- Task details
Please write out the listing exactly, leaving each picture out.

- Supplied records

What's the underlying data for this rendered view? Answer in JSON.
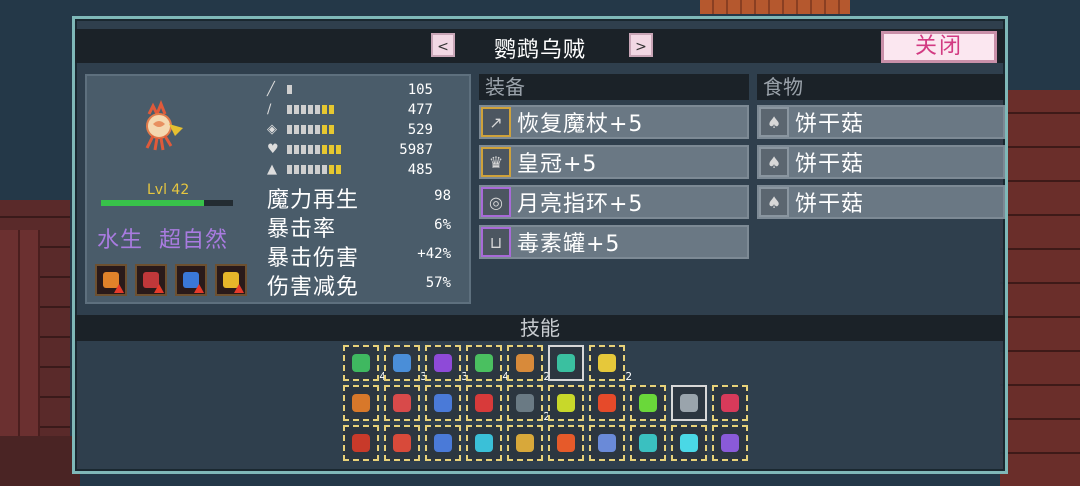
{
  "window": {
    "title": "鹦鹉乌贼",
    "prev_label": "<",
    "next_label": ">",
    "close_label": "关闭"
  },
  "character": {
    "level_text": "Lvl 42",
    "xp_progress": 0.78,
    "traits": [
      "水生",
      "超自然"
    ],
    "buffs": [
      {
        "icon": "fire-up-icon",
        "color": "#e0822a"
      },
      {
        "icon": "mushroom-up-icon",
        "color": "#c0383a"
      },
      {
        "icon": "blade-shield-icon",
        "color": "#3a78d8"
      },
      {
        "icon": "sparkle-icon",
        "color": "#e6b62a"
      }
    ],
    "stats": [
      {
        "icon": "sword-icon",
        "value": "105",
        "pips_white": 1,
        "pips_yellow": 0
      },
      {
        "icon": "wand-icon",
        "value": "477",
        "pips_white": 5,
        "pips_yellow": 2
      },
      {
        "icon": "shield-icon",
        "value": "529",
        "pips_white": 5,
        "pips_yellow": 2
      },
      {
        "icon": "heart-icon",
        "value": "5987",
        "pips_white": 5,
        "pips_yellow": 3
      },
      {
        "icon": "boot-icon",
        "value": "485",
        "pips_white": 6,
        "pips_yellow": 2
      }
    ],
    "derived": [
      {
        "label": "魔力再生",
        "value": "98"
      },
      {
        "label": "暴击率",
        "value": "6%"
      },
      {
        "label": "暴击伤害",
        "value": "+42%"
      },
      {
        "label": "伤害减免",
        "value": "57%"
      }
    ]
  },
  "equipment": {
    "header": "装备",
    "items": [
      {
        "label": "恢复魔杖+5",
        "icon": "staff-icon",
        "frame": "gold"
      },
      {
        "label": "皇冠+5",
        "icon": "crown-icon",
        "frame": "gold"
      },
      {
        "label": "月亮指环+5",
        "icon": "ring-icon",
        "frame": "purple"
      },
      {
        "label": "毒素罐+5",
        "icon": "jar-icon",
        "frame": "purple"
      }
    ]
  },
  "food": {
    "header": "食物",
    "items": [
      {
        "label": "饼干菇",
        "icon": "mushroom-icon"
      },
      {
        "label": "饼干菇",
        "icon": "mushroom-icon"
      },
      {
        "label": "饼干菇",
        "icon": "mushroom-icon"
      }
    ]
  },
  "skills": {
    "header": "技能",
    "row1": [
      {
        "icon": "rain-skill-icon",
        "color": "#3fb860",
        "count": "4"
      },
      {
        "icon": "water-skill-icon",
        "color": "#4a8ed8",
        "count": "3"
      },
      {
        "icon": "orb-skill-icon",
        "color": "#8e4ad8",
        "count": "3"
      },
      {
        "icon": "spray-skill-icon",
        "color": "#4ac060",
        "count": "4"
      },
      {
        "icon": "slash-skill-icon",
        "color": "#d88a3a",
        "count": "2"
      },
      {
        "icon": "arch-skill-icon",
        "color": "#3ac0a0",
        "count": "",
        "solid": true
      },
      {
        "icon": "lightning-skill-icon",
        "color": "#e6c83a",
        "count": "2"
      }
    ],
    "row2": [
      {
        "icon": "hourglass-skill-icon",
        "color": "#d8782a",
        "count": ""
      },
      {
        "icon": "capsule-skill-icon",
        "color": "#d84a4a",
        "count": ""
      },
      {
        "icon": "crown-skill-icon",
        "color": "#4a7ad8",
        "count": ""
      },
      {
        "icon": "ring-red-skill-icon",
        "color": "#d83a3a",
        "count": ""
      },
      {
        "icon": "rocks-skill-icon",
        "color": "#6a7a84",
        "count": "2"
      },
      {
        "icon": "halo-skill-icon",
        "color": "#c8d82a",
        "count": ""
      },
      {
        "icon": "flame-skill-icon",
        "color": "#e64a2a",
        "count": ""
      },
      {
        "icon": "leaf-skill-icon",
        "color": "#6ad83a",
        "count": ""
      },
      {
        "icon": "cloud-skill-icon",
        "color": "#9aa4ac",
        "count": "",
        "solid": true
      },
      {
        "icon": "gear-red-skill-icon",
        "color": "#d83a5a",
        "count": ""
      }
    ],
    "row3": [
      {
        "icon": "potion-skill-icon",
        "color": "#c83a2a",
        "count": ""
      },
      {
        "icon": "gem-skill-icon",
        "color": "#d84a3a",
        "count": ""
      },
      {
        "icon": "mystery-skill-icon",
        "color": "#4a7ad8",
        "count": ""
      },
      {
        "icon": "ring-teal-skill-icon",
        "color": "#3ac0d8",
        "count": ""
      },
      {
        "icon": "rainbow-skill-icon",
        "color": "#d8a83a",
        "count": ""
      },
      {
        "icon": "burst-skill-icon",
        "color": "#e65a2a",
        "count": ""
      },
      {
        "icon": "swirl-skill-icon",
        "color": "#6a8ad8",
        "count": ""
      },
      {
        "icon": "bubble-skill-icon",
        "color": "#3ac0c0",
        "count": ""
      },
      {
        "icon": "bolt-skill-icon",
        "color": "#4ad8e6",
        "count": ""
      },
      {
        "icon": "feather-skill-icon",
        "color": "#8a5ad8",
        "count": ""
      }
    ]
  }
}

- Output of the task
What's the underlying data for this rendered view? Answer in JSON.
{
  "window": {
    "title": "鹦鹉乌贼",
    "prev_label": "<",
    "next_label": ">",
    "close_label": "关闭"
  },
  "character": {
    "level_text": "Lvl 42",
    "xp_progress": 0.78,
    "traits": [
      "水生",
      "超自然"
    ],
    "buffs": [
      {
        "icon": "fire-up-icon",
        "color": "#e0822a"
      },
      {
        "icon": "mushroom-up-icon",
        "color": "#c0383a"
      },
      {
        "icon": "blade-shield-icon",
        "color": "#3a78d8"
      },
      {
        "icon": "sparkle-icon",
        "color": "#e6b62a"
      }
    ],
    "stats": [
      {
        "icon": "sword-icon",
        "value": "105",
        "pips_white": 1,
        "pips_yellow": 0
      },
      {
        "icon": "wand-icon",
        "value": "477",
        "pips_white": 5,
        "pips_yellow": 2
      },
      {
        "icon": "shield-icon",
        "value": "529",
        "pips_white": 5,
        "pips_yellow": 2
      },
      {
        "icon": "heart-icon",
        "value": "5987",
        "pips_white": 5,
        "pips_yellow": 3
      },
      {
        "icon": "boot-icon",
        "value": "485",
        "pips_white": 6,
        "pips_yellow": 2
      }
    ],
    "derived": [
      {
        "label": "魔力再生",
        "value": "98"
      },
      {
        "label": "暴击率",
        "value": "6%"
      },
      {
        "label": "暴击伤害",
        "value": "+42%"
      },
      {
        "label": "伤害减免",
        "value": "57%"
      }
    ]
  },
  "equipment": {
    "header": "装备",
    "items": [
      {
        "label": "恢复魔杖+5",
        "icon": "staff-icon",
        "frame": "gold"
      },
      {
        "label": "皇冠+5",
        "icon": "crown-icon",
        "frame": "gold"
      },
      {
        "label": "月亮指环+5",
        "icon": "ring-icon",
        "frame": "purple"
      },
      {
        "label": "毒素罐+5",
        "icon": "jar-icon",
        "frame": "purple"
      }
    ]
  },
  "food": {
    "header": "食物",
    "items": [
      {
        "label": "饼干菇",
        "icon": "mushroom-icon"
      },
      {
        "label": "饼干菇",
        "icon": "mushroom-icon"
      },
      {
        "label": "饼干菇",
        "icon": "mushroom-icon"
      }
    ]
  },
  "skills": {
    "header": "技能",
    "row1": [
      {
        "icon": "rain-skill-icon",
        "color": "#3fb860",
        "count": "4"
      },
      {
        "icon": "water-skill-icon",
        "color": "#4a8ed8",
        "count": "3"
      },
      {
        "icon": "orb-skill-icon",
        "color": "#8e4ad8",
        "count": "3"
      },
      {
        "icon": "spray-skill-icon",
        "color": "#4ac060",
        "count": "4"
      },
      {
        "icon": "slash-skill-icon",
        "color": "#d88a3a",
        "count": "2"
      },
      {
        "icon": "arch-skill-icon",
        "color": "#3ac0a0",
        "count": "",
        "solid": true
      },
      {
        "icon": "lightning-skill-icon",
        "color": "#e6c83a",
        "count": "2"
      }
    ],
    "row2": [
      {
        "icon": "hourglass-skill-icon",
        "color": "#d8782a",
        "count": ""
      },
      {
        "icon": "capsule-skill-icon",
        "color": "#d84a4a",
        "count": ""
      },
      {
        "icon": "crown-skill-icon",
        "color": "#4a7ad8",
        "count": ""
      },
      {
        "icon": "ring-red-skill-icon",
        "color": "#d83a3a",
        "count": ""
      },
      {
        "icon": "rocks-skill-icon",
        "color": "#6a7a84",
        "count": "2"
      },
      {
        "icon": "halo-skill-icon",
        "color": "#c8d82a",
        "count": ""
      },
      {
        "icon": "flame-skill-icon",
        "color": "#e64a2a",
        "count": ""
      },
      {
        "icon": "leaf-skill-icon",
        "color": "#6ad83a",
        "count": ""
      },
      {
        "icon": "cloud-skill-icon",
        "color": "#9aa4ac",
        "count": "",
        "solid": true
      },
      {
        "icon": "gear-red-skill-icon",
        "color": "#d83a5a",
        "count": ""
      }
    ],
    "row3": [
      {
        "icon": "potion-skill-icon",
        "color": "#c83a2a",
        "count": ""
      },
      {
        "icon": "gem-skill-icon",
        "color": "#d84a3a",
        "count": ""
      },
      {
        "icon": "mystery-skill-icon",
        "color": "#4a7ad8",
        "count": ""
      },
      {
        "icon": "ring-teal-skill-icon",
        "color": "#3ac0d8",
        "count": ""
      },
      {
        "icon": "rainbow-skill-icon",
        "color": "#d8a83a",
        "count": ""
      },
      {
        "icon": "burst-skill-icon",
        "color": "#e65a2a",
        "count": ""
      },
      {
        "icon": "swirl-skill-icon",
        "color": "#6a8ad8",
        "count": ""
      },
      {
        "icon": "bubble-skill-icon",
        "color": "#3ac0c0",
        "count": ""
      },
      {
        "icon": "bolt-skill-icon",
        "color": "#4ad8e6",
        "count": ""
      },
      {
        "icon": "feather-skill-icon",
        "color": "#8a5ad8",
        "count": ""
      }
    ]
  }
}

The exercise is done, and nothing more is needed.